- [Task item] Whenever a line below holds the word "value", count it; please give only the final number.

- [Raw data]
━━━━

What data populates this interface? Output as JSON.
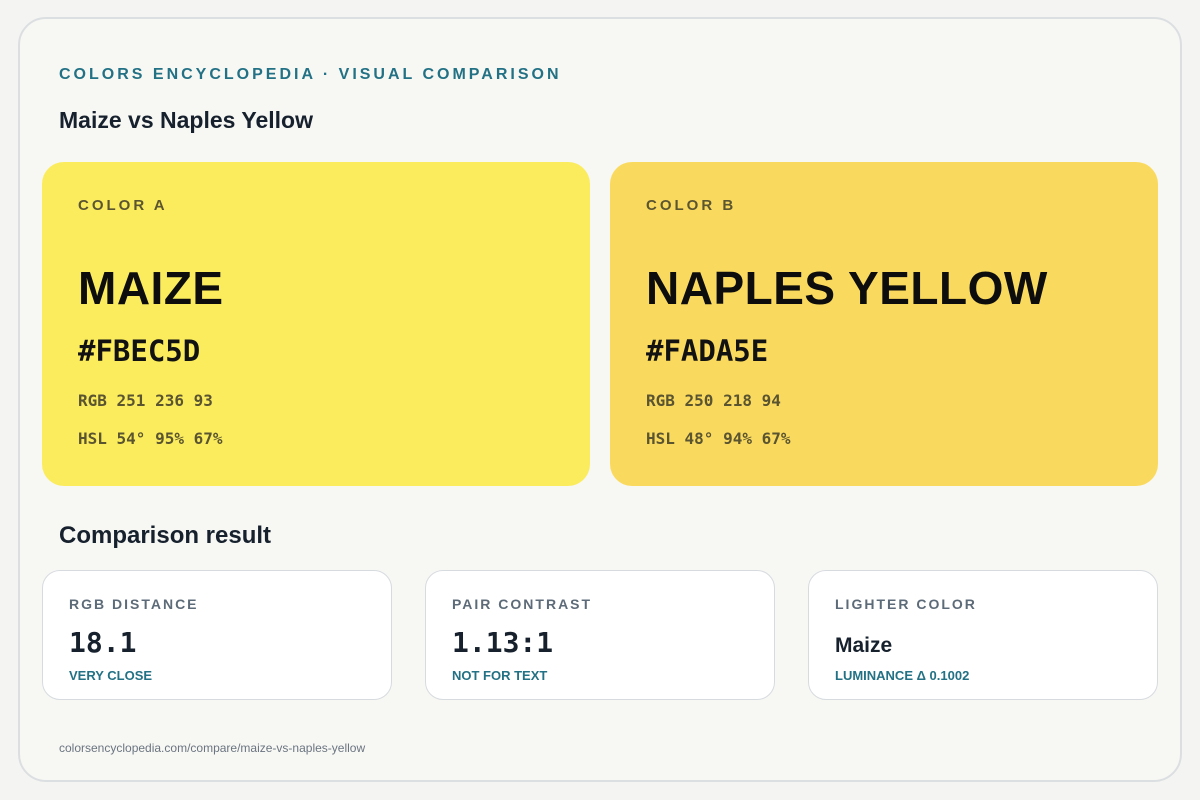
{
  "header": {
    "eyebrow": "COLORS ENCYCLOPEDIA · VISUAL COMPARISON",
    "title": "Maize vs Naples Yellow"
  },
  "colors": {
    "accent": "#227184",
    "a": {
      "tag": "COLOR A",
      "name": "MAIZE",
      "hex": "#FBEC5D",
      "rgb": "RGB 251 236 93",
      "hsl": "HSL 54° 95% 67%",
      "swatch": "#fbec5d"
    },
    "b": {
      "tag": "COLOR B",
      "name": "NAPLES YELLOW",
      "hex": "#FADA5E",
      "rgb": "RGB 250 218 94",
      "hsl": "HSL 48° 94% 67%",
      "swatch": "#fada5e"
    }
  },
  "comparison": {
    "title": "Comparison result",
    "metrics": [
      {
        "label": "RGB DISTANCE",
        "value": "18.1",
        "note": "VERY CLOSE"
      },
      {
        "label": "PAIR CONTRAST",
        "value": "1.13:1",
        "note": "NOT FOR TEXT"
      },
      {
        "label": "LIGHTER COLOR",
        "value": "Maize",
        "note": "LUMINANCE Δ 0.1002"
      }
    ]
  },
  "footer": {
    "url": "colorsencyclopedia.com/compare/maize-vs-naples-yellow"
  }
}
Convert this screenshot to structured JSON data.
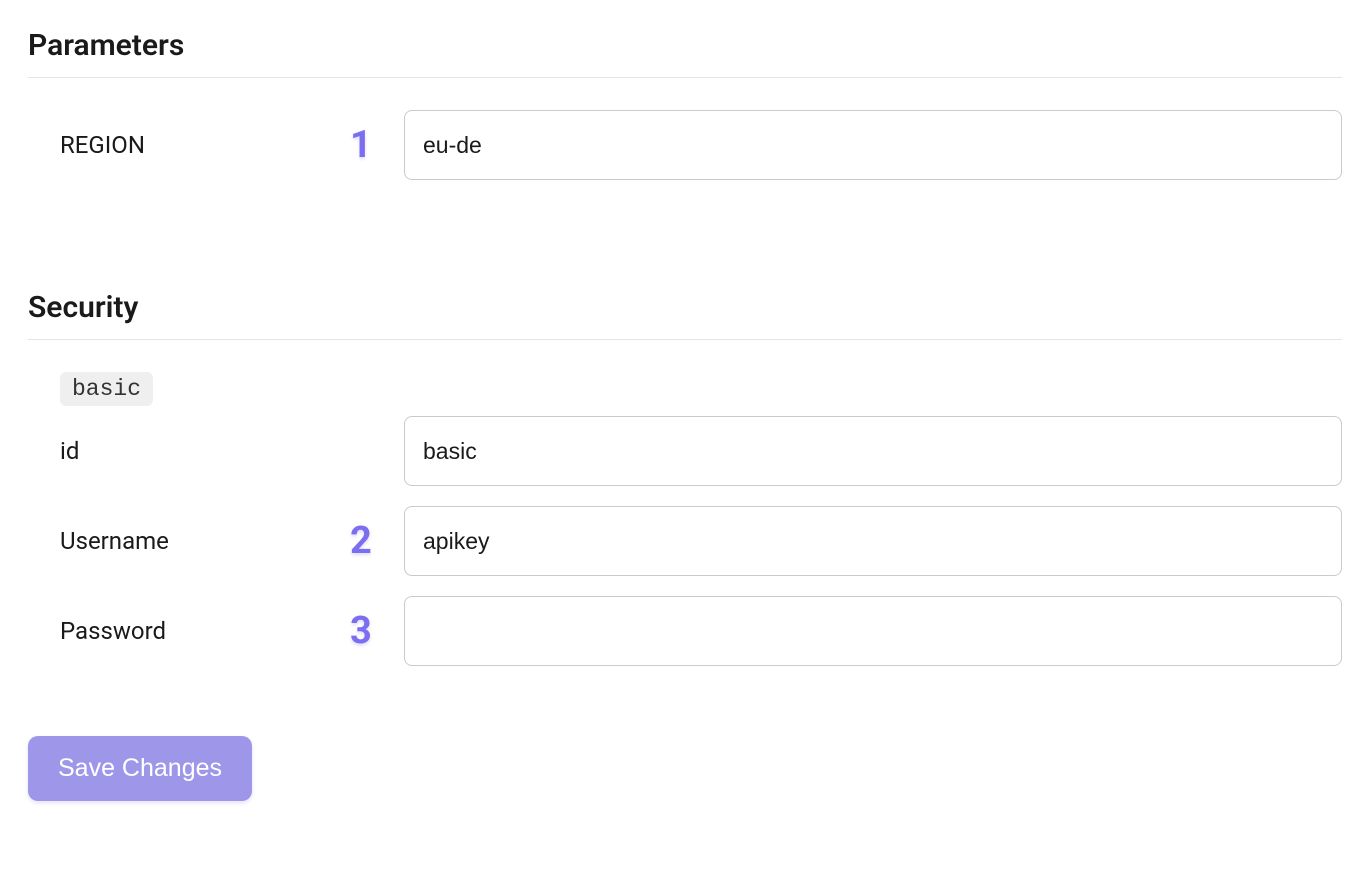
{
  "sections": {
    "parameters": {
      "title": "Parameters",
      "fields": {
        "region": {
          "label": "REGION",
          "step": "1",
          "value": "eu-de"
        }
      }
    },
    "security": {
      "title": "Security",
      "tag": "basic",
      "fields": {
        "id": {
          "label": "id",
          "value": "basic"
        },
        "username": {
          "label": "Username",
          "step": "2",
          "value": "apikey"
        },
        "password": {
          "label": "Password",
          "step": "3",
          "value": ""
        }
      }
    }
  },
  "actions": {
    "save": "Save Changes"
  }
}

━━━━

- [Exercise result] 7